This book is an extraordinary hybrid, divided into two parts. The first, "Interpretation of History," has four discursive essays that between them deal, in one or another way, with art, literature, literary criticism, sociology, methodology of science, the complexity of man, mythology, scattered historical events, and various disjointed topics. The contribution of Dr. Wolman, the editor, entitled "Sense and Nonsense in History," is particularly disjointed. I can discern no common thread in part 1. Granted that "history" is a most complex term, and very patient of almost any interpretation, I still cannot understand how this group of essays can justify the title.

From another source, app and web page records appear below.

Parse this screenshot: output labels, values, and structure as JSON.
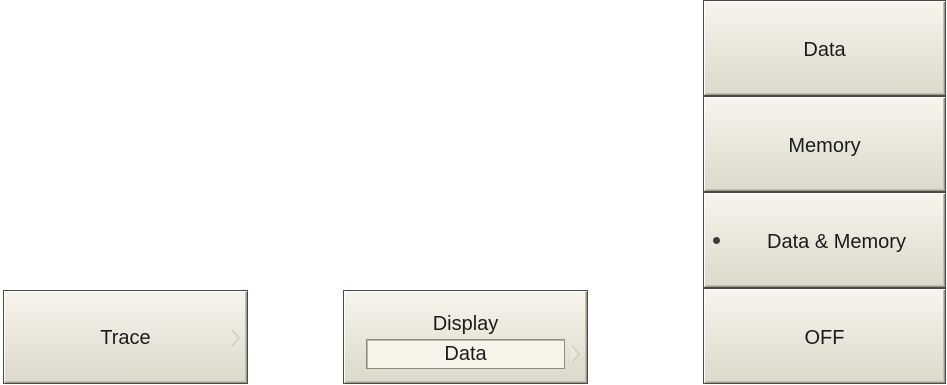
{
  "trace_key": {
    "label": "Trace"
  },
  "display_key": {
    "label": "Display",
    "value": "Data"
  },
  "display_menu": {
    "items": [
      {
        "label": "Data",
        "selected": false
      },
      {
        "label": "Memory",
        "selected": false
      },
      {
        "label": "Data & Memory",
        "selected": true
      },
      {
        "label": "OFF",
        "selected": false
      }
    ]
  }
}
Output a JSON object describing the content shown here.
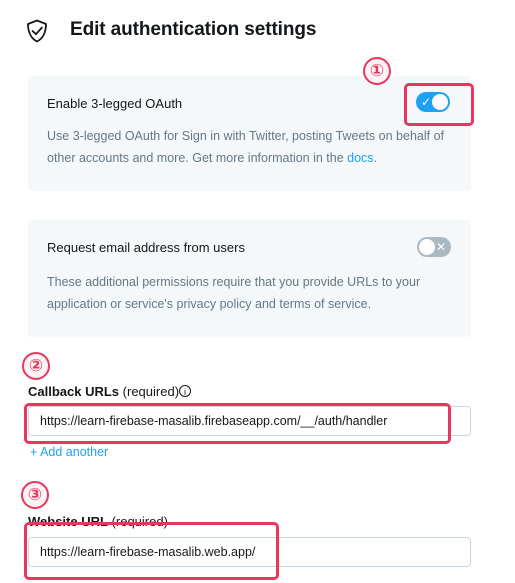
{
  "header": {
    "title": "Edit authentication settings",
    "icon": "shield-icon"
  },
  "oauth": {
    "title": "Enable 3-legged OAuth",
    "description_prefix": "Use 3-legged OAuth for Sign in with Twitter, posting Tweets on behalf of other accounts and more. Get more information in the ",
    "link": "docs",
    "description_suffix": ".",
    "enabled": true
  },
  "email": {
    "title": "Request email address from users",
    "description": "These additional permissions require that you provide URLs to your application or service's privacy policy and terms of service.",
    "enabled": false
  },
  "callback": {
    "label": "Callback URLs",
    "required": "(required)",
    "value": "https://learn-firebase-masalib.firebaseapp.com/__/auth/handler",
    "add_another": "+ Add another"
  },
  "website": {
    "label": "Website URL",
    "required": "(required)",
    "value": "https://learn-firebase-masalib.web.app/"
  },
  "annotations": [
    "①",
    "②",
    "③"
  ],
  "colors": {
    "accent": "#1da1f2",
    "highlight": "#e8375f",
    "card_bg": "#f5f8fa",
    "muted_text": "#657786"
  },
  "toggle_marks": {
    "on": "✓",
    "off": "✕"
  }
}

However, the second part, "Biographical Studies," is closely knit. It contains three essays which offer a psychoanalytical approach to Stalin, Theodor Herzl, and the anti-Semitism of Adolph Hitler. The study of Herzl is an outstanding contribution, while the analysis of Hitler's anti-Semitism is a close second. The authors